Orange County has already agreed to let advertisers inside schools, but Channel 9 has learned school leaders haven't agreed on who's going to get the money made from those ads.

The problem is that bigger or newer schools would make more money from the ads than other schools.

Under the proposed policy being discussed Tuesday, schools with the most lucrative ad space will get to cash in.

For years, the only way to get your name on a high school stadium was to be very well known, like Dr. Norton Baker, a surgeon who became the namesake of Boone High School's stadium.

Now, all it takes is cold hard cash, as school districts like Orange County are looking for innovative ways to generate much-needed revenue.

"As we see ever-shrinking federal and state dollars for public education, we've got to do all we can to maximize that revenue," said school board chair Bill Sublette.

Lake Nona High School is the first Orange County public school to sell naming rights to its stadium.

Nemours Children's Hospital paid $108,000 to have its name there in big, bold, red letters.

Under the proposed policy, schools like Lake Nona would keep 60 percent of ad revenue, and the district would get 40 percent.

Sublette initially pushed for the district to get all the money and then distribute it fairly, but he's satisfied with the compromise.

Sublette points out that a school like Lake Nona, which sits along a busy road, clearly has more valuable ad space than a school like Jones High School, where traffic is significantly lighter.

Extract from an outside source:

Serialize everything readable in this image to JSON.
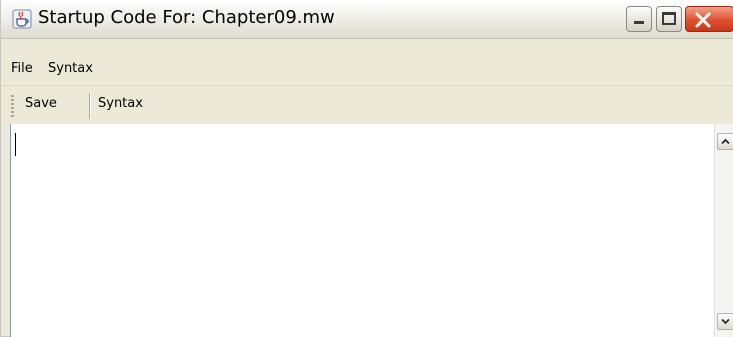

Parramore business owner and Jones alum J. Henry likes the new way of getting money for education, but he doesn't want schools like Jones to be at a disadvantage.

"They may not get the opportunity like Lake Mary, Winter Park, simply because it's a better location," he said.

Ads have generated nearly $1 million for the district since the district started pursuing them more than three years ago.